* [What to do]:
For the records that follow, say how many lines have the word "sans" in them. Write the number and nothing more.

[[ Records for this task, beginning ]]

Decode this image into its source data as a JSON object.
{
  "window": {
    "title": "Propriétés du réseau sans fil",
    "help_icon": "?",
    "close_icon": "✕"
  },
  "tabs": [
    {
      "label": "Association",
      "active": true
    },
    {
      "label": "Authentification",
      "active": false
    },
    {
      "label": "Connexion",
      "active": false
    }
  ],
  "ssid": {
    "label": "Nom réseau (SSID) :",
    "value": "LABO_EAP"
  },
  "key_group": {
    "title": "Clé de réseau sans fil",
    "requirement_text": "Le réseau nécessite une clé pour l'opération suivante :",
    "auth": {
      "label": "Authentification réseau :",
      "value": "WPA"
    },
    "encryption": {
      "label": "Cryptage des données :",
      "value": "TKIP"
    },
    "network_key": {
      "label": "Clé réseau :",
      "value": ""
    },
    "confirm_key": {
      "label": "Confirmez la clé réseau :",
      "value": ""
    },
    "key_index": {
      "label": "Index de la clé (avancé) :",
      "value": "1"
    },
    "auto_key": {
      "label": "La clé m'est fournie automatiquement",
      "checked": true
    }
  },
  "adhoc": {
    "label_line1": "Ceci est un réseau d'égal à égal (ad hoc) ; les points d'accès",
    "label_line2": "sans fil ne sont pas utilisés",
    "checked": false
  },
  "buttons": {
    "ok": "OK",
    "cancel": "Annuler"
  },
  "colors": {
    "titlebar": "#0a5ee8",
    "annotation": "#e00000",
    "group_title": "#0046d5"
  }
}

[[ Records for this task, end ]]

* [Answer space]:
3